This would be a 1980s-style media circus if it happened in the States, of course, but it doesn't get mentioned because it's happening in another country, probably won't physically affect us even if it's one of Popo's historic VEI 6's (think Pinatubo 1991), and the coverage is in another language, for the most part.

I just wanted to let people here know about it, not only because it's an upcoming natural disaster brewing, but also because of the crisis management aspects. The online Mexican media that I can read with my terrible Spanish and lots of dependence on Google Translate are focusing on the serious information that people need to know, and people seem to be handling it all right thus far. Local authorities are using social media to keep people up to date. It's just fascinating.

CENAPRED is the government agency that issues daily updates and sets the alert level. In this morning's alert, they gave detail about the harmonic tremor for the first time I recall. I really like Popocatepetl because it is a beautiful Mexican volcano and, at least up until now, hasn't been all that threatening in its eruption style.


How can you not love a volcano that looks like that?

Once it goes off, of course, there is going to be lots of English-language coverage, but in the meantime, I've got a page going, live-blogging news and CENAPRED announcements, in English, if anyone is interested in following how authorities manage this crisis, which is in a rather acute phase at the moment but, thus far, has not led to any public panic. They're repairing evacuation routes, per news stories; making plans to evacuate 700 schools on the volcano's flanks--again, this is a very heavily populated area; and preparing evacuation shelters. And watching. And waiting.

To get some feel of the atmosphere in the volcanology world over this, not just in Mexico, check out an old book called Volcano Cowboys. It focuses on the 1980 Mount St. Helens crisis and Pinatubo in 1991, among other disasters, and how these led to the establishment of volcano observatories, the US Volcano Disaster Assistance Program, and other innovations that are probably going to save a lot of lives now when Popo finally lets go.
 
Messages
33
Location
Corvallis, Oregon
#3
Reading about Popocatepetl as a kid was one of the first things that really got me interested in earth science.
Reading volcanologist Erik Klemetti's posts at various blog sites, from Big Think through Wired to his current gig at Discovery, introduced me to these scary marvels. Then I saw Popo in the webcam--there's just something personable about that lazy ellipse of a crater, and the way light plays on it.

However, it's kicking up this morning, still. And there's an unusual delay with the routine morning update from CENAPRED--no other news yet, but the volcano is erupting. An image from about 20 minutes ago, from near Puebla:




Just found the NOAA page for Popocatepetl. Something to keep an eye, just in case.

PS: A longer view, of the volcano's south flank, doesn't show a high column, which is reassuring.
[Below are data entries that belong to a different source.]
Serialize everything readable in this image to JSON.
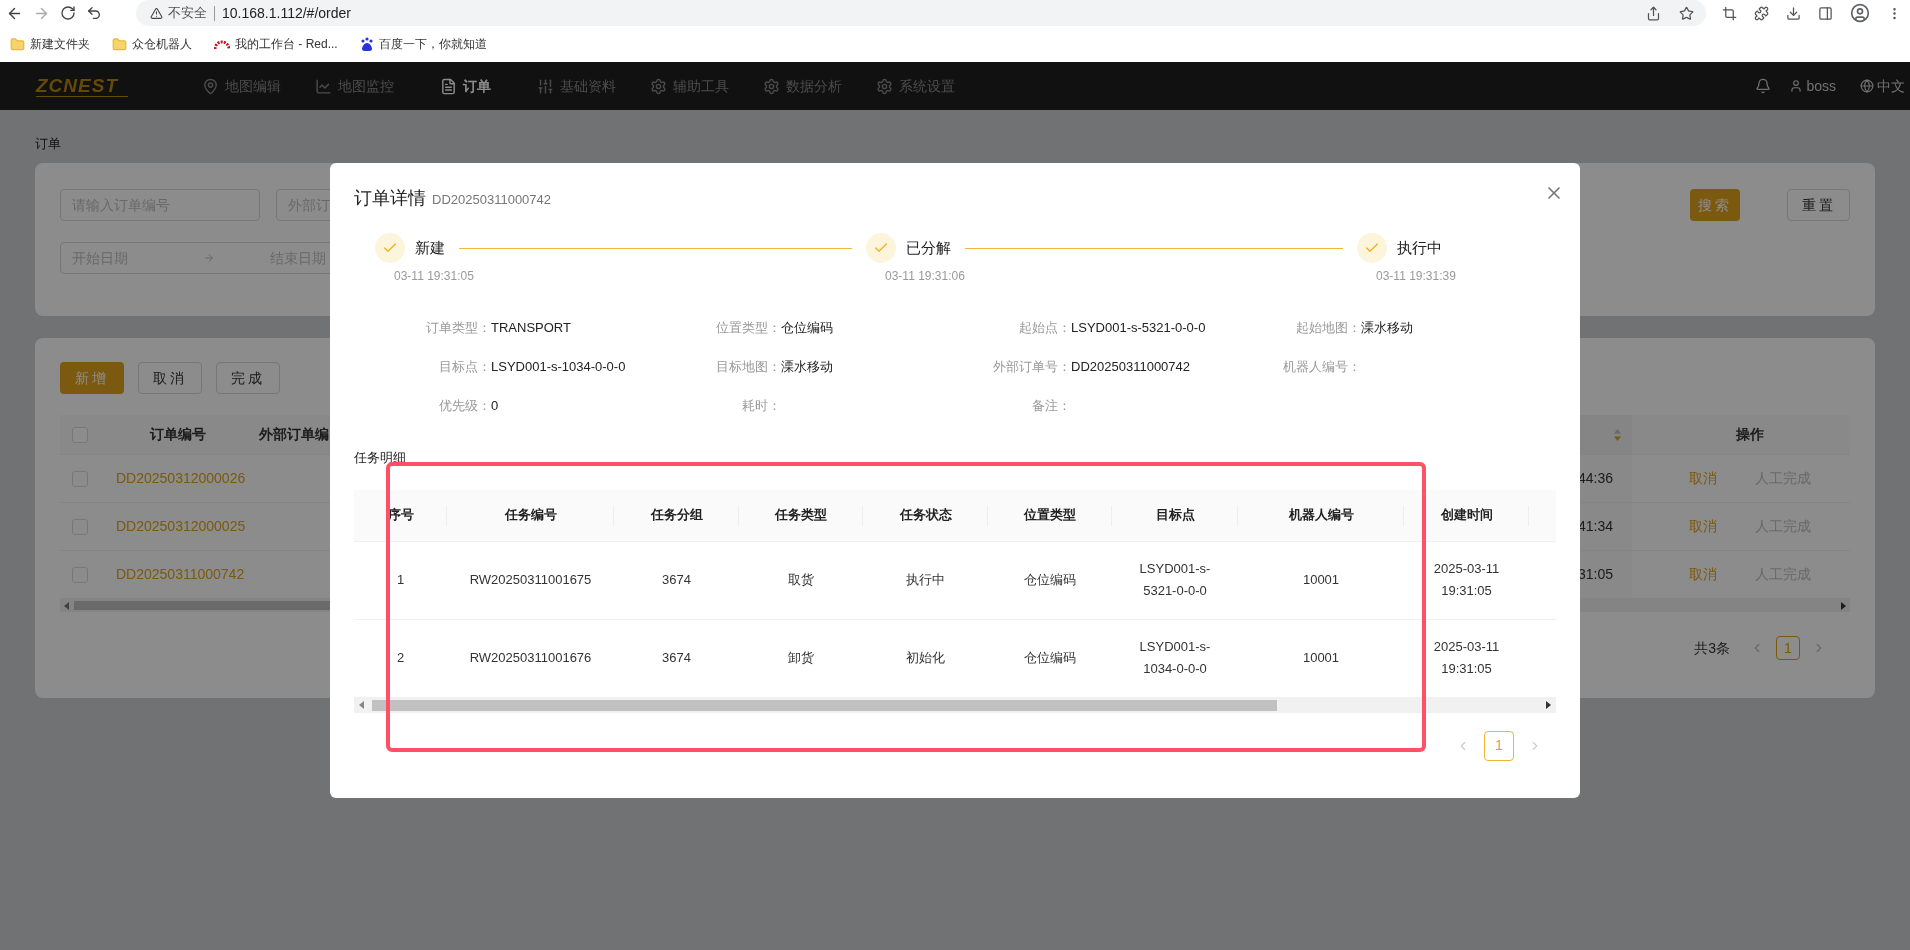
{
  "browser": {
    "warning": "不安全",
    "url": "10.168.1.112/#/order",
    "bookmarks": [
      {
        "label": "新建文件夹",
        "kind": "folder"
      },
      {
        "label": "众仓机器人",
        "kind": "folder"
      },
      {
        "label": "我的工作台 - Red...",
        "kind": "redmine"
      },
      {
        "label": "百度一下，你就知道",
        "kind": "baidu"
      }
    ]
  },
  "nav": {
    "logo": "ZCNEST",
    "items": [
      {
        "label": "地图编辑",
        "selected": false
      },
      {
        "label": "地图监控",
        "selected": false
      },
      {
        "label": "订单",
        "selected": true
      },
      {
        "label": "基础资料",
        "selected": false
      },
      {
        "label": "辅助工具",
        "selected": false
      },
      {
        "label": "数据分析",
        "selected": false
      },
      {
        "label": "系统设置",
        "selected": false
      }
    ],
    "user": "boss",
    "language": "中文"
  },
  "page": {
    "breadcrumb": "订单",
    "filters": [
      {
        "placeholder": "请输入订单编号"
      },
      {
        "placeholder": "外部订"
      }
    ],
    "date_range": {
      "start_placeholder": "开始日期",
      "end_placeholder": "结束日期"
    },
    "search_button": "搜索",
    "reset_button": "重置",
    "actions": [
      {
        "label": "新增",
        "kind": "primary"
      },
      {
        "label": "取消",
        "kind": "default"
      },
      {
        "label": "完成",
        "kind": "default"
      }
    ],
    "table": {
      "header_checked": false,
      "columns": [
        "订单编号",
        "外部订单编"
      ],
      "action_column": "操作",
      "rows": [
        {
          "checked": false,
          "order_no": "DD20250312000026",
          "time": "44:36",
          "actions": [
            "取消",
            "人工完成"
          ]
        },
        {
          "checked": false,
          "order_no": "DD20250312000025",
          "time": "41:34",
          "actions": [
            "取消",
            "人工完成"
          ]
        },
        {
          "checked": false,
          "order_no": "DD20250311000742",
          "time": "31:05",
          "actions": [
            "取消",
            "人工完成"
          ]
        }
      ]
    },
    "pagination": {
      "total": "共3条",
      "pages": [
        {
          "label": "1",
          "selected": true
        }
      ]
    }
  },
  "dialog": {
    "title": "订单详情",
    "subtitle": "DD20250311000742",
    "steps": [
      {
        "title": "新建",
        "time": "03-11 19:31:05",
        "done": true
      },
      {
        "title": "已分解",
        "time": "03-11 19:31:06",
        "done": true
      },
      {
        "title": "执行中",
        "time": "03-11 19:31:39",
        "done": true
      }
    ],
    "details": [
      {
        "label": "订单类型：",
        "value": "TRANSPORT"
      },
      {
        "label": "位置类型：",
        "value": "仓位编码"
      },
      {
        "label": "起始点：",
        "value": "LSYD001-s-5321-0-0-0"
      },
      {
        "label": "起始地图：",
        "value": "溧水移动"
      },
      {
        "label": "目标点：",
        "value": "LSYD001-s-1034-0-0-0"
      },
      {
        "label": "目标地图：",
        "value": "溧水移动"
      },
      {
        "label": "外部订单号：",
        "value": "DD20250311000742"
      },
      {
        "label": "机器人编号："
      },
      {
        "label": "优先级：",
        "value": "0"
      },
      {
        "label": "耗时："
      },
      {
        "label": "备注："
      }
    ],
    "section": "任务明细",
    "table": {
      "columns": [
        "序号",
        "任务编号",
        "任务分组",
        "任务类型",
        "任务状态",
        "位置类型",
        "目标点",
        "机器人编号",
        "创建时间"
      ],
      "rows": [
        {
          "cells": [
            "1",
            "RW20250311001675",
            "3674",
            "取货",
            "执行中",
            "仓位编码",
            "LSYD001-s-5321-0-0-0",
            "10001",
            "2025-03-11 19:31:05"
          ]
        },
        {
          "cells": [
            "2",
            "RW20250311001676",
            "3674",
            "卸货",
            "初始化",
            "仓位编码",
            "LSYD001-s-1034-0-0-0",
            "10001",
            "2025-03-11 19:31:05"
          ]
        }
      ]
    },
    "pagination": {
      "pages": [
        {
          "label": "1",
          "selected": true
        }
      ]
    }
  }
}
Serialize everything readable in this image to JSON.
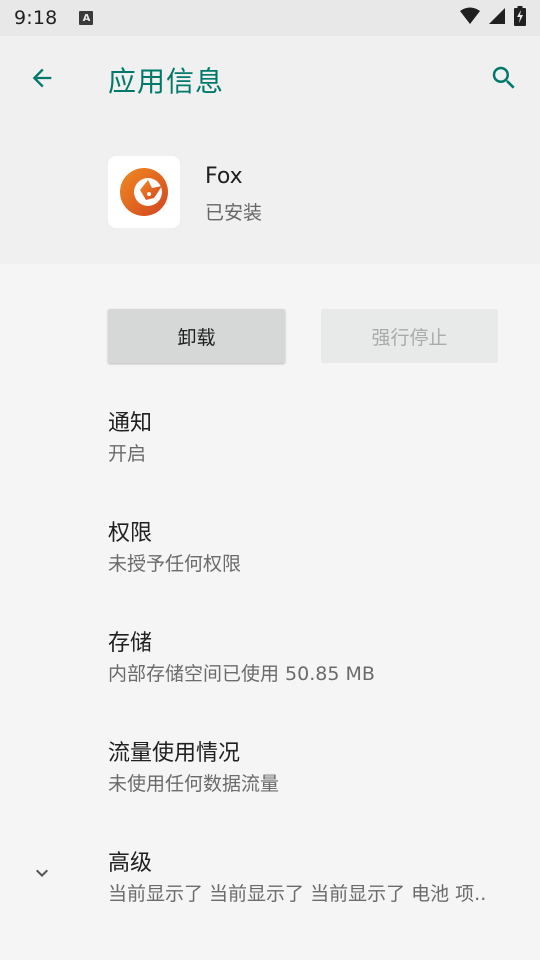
{
  "status_bar": {
    "time": "9:18",
    "a_label": "A",
    "icons": [
      "wifi-icon",
      "signal-icon",
      "battery-charging-icon"
    ]
  },
  "toolbar": {
    "title": "应用信息",
    "back_icon": "arrow-left-icon",
    "search_icon": "search-icon",
    "accent_color": "#00796b"
  },
  "app": {
    "name": "Fox",
    "status": "已安装",
    "icon": "fox-logo-icon"
  },
  "buttons": {
    "uninstall": "卸载",
    "force_stop": "强行停止"
  },
  "items": [
    {
      "title": "通知",
      "summary": "开启"
    },
    {
      "title": "权限",
      "summary": "未授予任何权限"
    },
    {
      "title": "存储",
      "summary": "内部存储空间已使用 50.85 MB"
    },
    {
      "title": "流量使用情况",
      "summary": "未使用任何数据流量"
    },
    {
      "title": "高级",
      "summary": "当前显示了 当前显示了 当前显示了 电池 项.."
    }
  ]
}
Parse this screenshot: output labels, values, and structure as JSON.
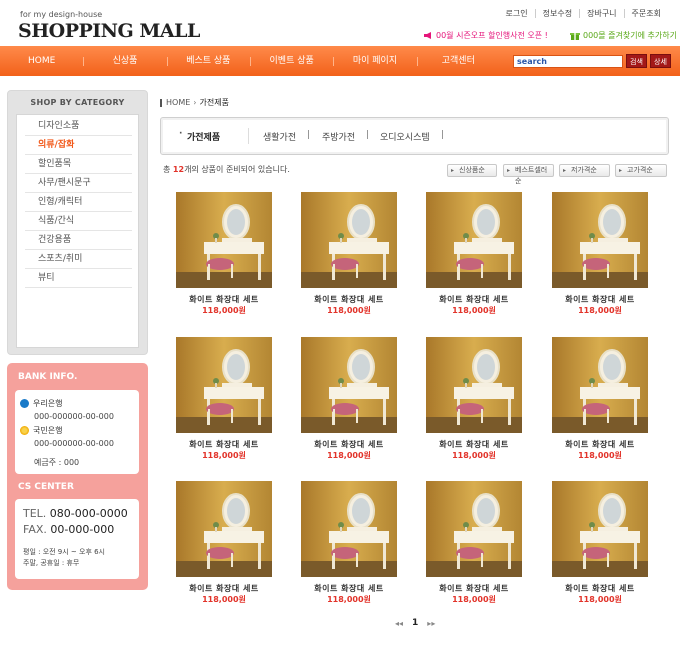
{
  "header": {
    "logo_sub": "for my design-house",
    "logo_main": "SHOPPING MALL",
    "top_links": [
      "로그인",
      "정보수정",
      "장바구니",
      "주문조회"
    ],
    "promo_left": "00월 시즌오프 할인행사전 오픈 !",
    "promo_right": "000몰 즐겨찾기에 추가하기"
  },
  "nav": {
    "items": [
      "HOME",
      "신상품",
      "베스트 상품",
      "이벤트 상품",
      "마이 페이지",
      "고객센터"
    ],
    "search_value": "search",
    "search_button": "검색",
    "detail_button": "상세"
  },
  "sidebar": {
    "category_title": "SHOP BY CATEGORY",
    "categories": [
      "디자인소품",
      "의류/잡화",
      "할인품목",
      "사무/팬시문구",
      "인형/캐릭터",
      "식품/간식",
      "건강용품",
      "스포츠/취미",
      "뷰티"
    ],
    "active_category": "의류/잡화",
    "bank": {
      "title": "BANK INFO.",
      "banks": [
        {
          "name": "우리은행",
          "account": "000-000000-00-000",
          "icon": "woori-bank-icon"
        },
        {
          "name": "국민은행",
          "account": "000-000000-00-000",
          "icon": "kb-bank-icon"
        }
      ],
      "depositor": "예금주 : 000"
    },
    "cs": {
      "title": "CS CENTER",
      "tel_label": "TEL.",
      "tel": "080-000-0000",
      "fax_label": "FAX.",
      "fax": "00-000-000",
      "weekday": "평일 : 오전 9시 ~ 오후 6시",
      "weekend": "주말, 공휴일 : 휴무"
    }
  },
  "main": {
    "breadcrumb": {
      "home": "HOME",
      "current": "가전제품"
    },
    "subcategories": {
      "active": "가전제품",
      "links": [
        "생활가전",
        "주방가전",
        "오디오시스템"
      ]
    },
    "count": {
      "prefix": "총",
      "num": "12",
      "suffix": "개의 상품이 준비되어 있습니다."
    },
    "sort_buttons": [
      "신상품순",
      "베스트셀러순",
      "저가격순",
      "고가격순"
    ],
    "products": [
      {
        "name": "화이트 화장대 세트",
        "price": "118,000원"
      },
      {
        "name": "화이트 화장대 세트",
        "price": "118,000원"
      },
      {
        "name": "화이트 화장대 세트",
        "price": "118,000원"
      },
      {
        "name": "화이트 화장대 세트",
        "price": "118,000원"
      },
      {
        "name": "화이트 화장대 세트",
        "price": "118,000원"
      },
      {
        "name": "화이트 화장대 세트",
        "price": "118,000원"
      },
      {
        "name": "화이트 화장대 세트",
        "price": "118,000원"
      },
      {
        "name": "화이트 화장대 세트",
        "price": "118,000원"
      },
      {
        "name": "화이트 화장대 세트",
        "price": "118,000원"
      },
      {
        "name": "화이트 화장대 세트",
        "price": "118,000원"
      },
      {
        "name": "화이트 화장대 세트",
        "price": "118,000원"
      },
      {
        "name": "화이트 화장대 세트",
        "price": "118,000원"
      }
    ],
    "pager": {
      "prev": "◂◂",
      "current": "1",
      "next": "▸▸"
    }
  },
  "colors": {
    "nav_orange": "#f2611a",
    "price_red": "#e2332a",
    "active_orange": "#f25a1c",
    "side_pink": "#f5a19c",
    "promo_pink": "#e5157a",
    "promo_green": "#5aa818"
  }
}
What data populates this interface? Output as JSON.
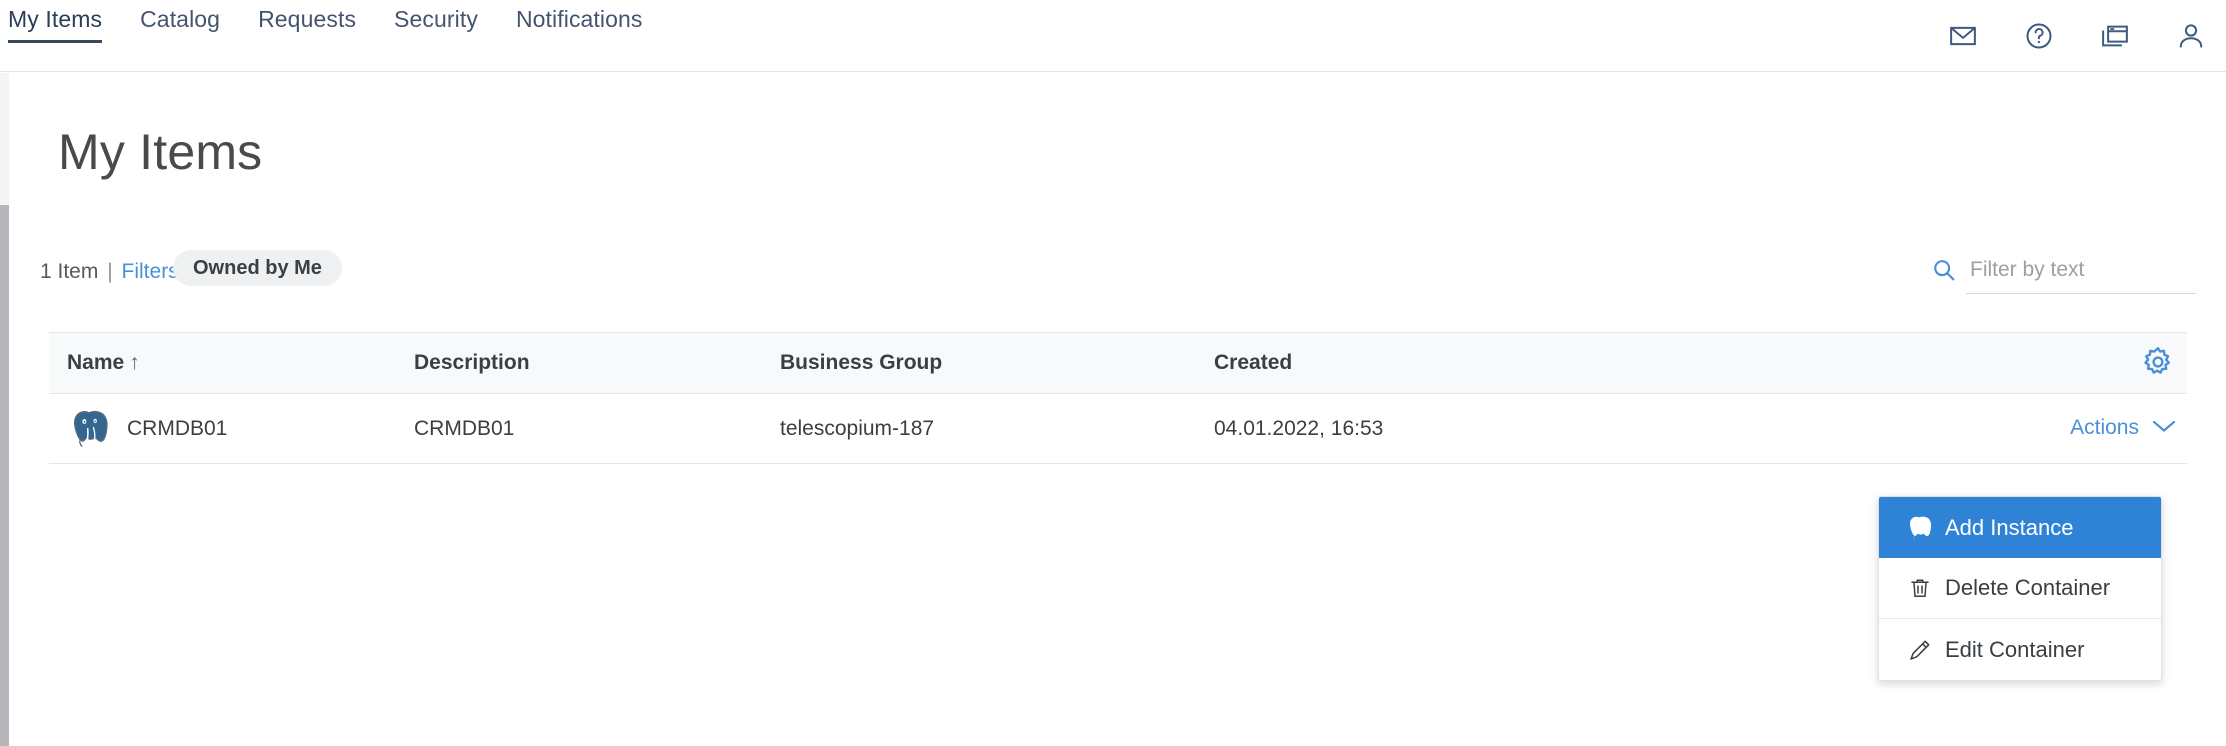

Screenshot_2018-10-04-09-51-12.png
 
Last edited:
Messages
33
Location
Corvallis, Oregon
#4
Um, should mention that the bright white stuff in that Tianguismanalco image is steam generated by the volcano, not a typical weather cloud. Popo emits a lot of that, in addition to ash. ? whether the residual clouds in the image are meteorological or volcanogenic.

Update, October 5th: Just for visual reference in the above image, here's a clearer view this morning from that same webcam, showing remnant ash from a light eruption that happened about an hour ago.

These typical vulcanian events are still happening just as they have over the last 24 years, though somewhat bigger and much more frequent. The thing everyone is worried about, though the volcano remains at Yellow Level 2 alert level, is the increased possibility for something a lot bigger. More magma is reportedly available, but it takes a lot of other conditions to set up an eruption and those apparently haven't fallen into place yet. Still watching and waiting . . .

IMG_20181005_080701_519.JPG
 
Last edited:

Users Who Are Viewing This Thread (Users: 1, Guests: 1)

Top